> Material to process:
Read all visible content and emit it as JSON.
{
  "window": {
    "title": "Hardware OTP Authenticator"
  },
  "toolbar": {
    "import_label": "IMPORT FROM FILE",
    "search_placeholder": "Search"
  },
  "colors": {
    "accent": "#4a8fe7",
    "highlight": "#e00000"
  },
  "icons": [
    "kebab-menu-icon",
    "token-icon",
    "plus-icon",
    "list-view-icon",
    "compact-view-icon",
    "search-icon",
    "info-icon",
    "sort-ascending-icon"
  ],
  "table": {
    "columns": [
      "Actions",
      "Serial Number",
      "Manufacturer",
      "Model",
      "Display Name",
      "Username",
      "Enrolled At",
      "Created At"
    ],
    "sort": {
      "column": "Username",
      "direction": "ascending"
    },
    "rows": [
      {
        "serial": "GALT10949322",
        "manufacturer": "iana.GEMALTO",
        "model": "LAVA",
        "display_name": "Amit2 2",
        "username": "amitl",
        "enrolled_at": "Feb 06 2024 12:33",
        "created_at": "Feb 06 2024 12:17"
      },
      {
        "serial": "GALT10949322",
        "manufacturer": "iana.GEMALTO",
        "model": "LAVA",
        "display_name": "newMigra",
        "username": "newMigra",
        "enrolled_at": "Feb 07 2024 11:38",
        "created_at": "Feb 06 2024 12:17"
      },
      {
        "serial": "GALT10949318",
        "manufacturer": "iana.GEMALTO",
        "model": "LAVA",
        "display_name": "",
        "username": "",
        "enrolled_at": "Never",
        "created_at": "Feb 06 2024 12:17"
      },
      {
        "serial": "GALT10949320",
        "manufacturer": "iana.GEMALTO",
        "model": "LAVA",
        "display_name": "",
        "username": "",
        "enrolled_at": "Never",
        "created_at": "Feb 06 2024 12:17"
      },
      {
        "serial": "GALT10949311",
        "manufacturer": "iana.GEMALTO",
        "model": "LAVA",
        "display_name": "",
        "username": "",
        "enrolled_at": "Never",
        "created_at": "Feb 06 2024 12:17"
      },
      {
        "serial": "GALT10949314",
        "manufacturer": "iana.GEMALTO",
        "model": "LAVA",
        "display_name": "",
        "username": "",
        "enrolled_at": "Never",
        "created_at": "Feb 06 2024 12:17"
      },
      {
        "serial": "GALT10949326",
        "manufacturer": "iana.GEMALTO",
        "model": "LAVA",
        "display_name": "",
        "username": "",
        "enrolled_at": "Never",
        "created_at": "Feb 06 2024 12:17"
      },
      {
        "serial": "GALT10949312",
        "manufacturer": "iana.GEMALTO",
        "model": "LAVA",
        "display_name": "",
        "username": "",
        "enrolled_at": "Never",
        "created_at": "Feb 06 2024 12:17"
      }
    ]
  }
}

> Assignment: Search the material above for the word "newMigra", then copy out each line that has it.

> Answer below:
        "display_name": "newMigra",
        "username": "newMigra",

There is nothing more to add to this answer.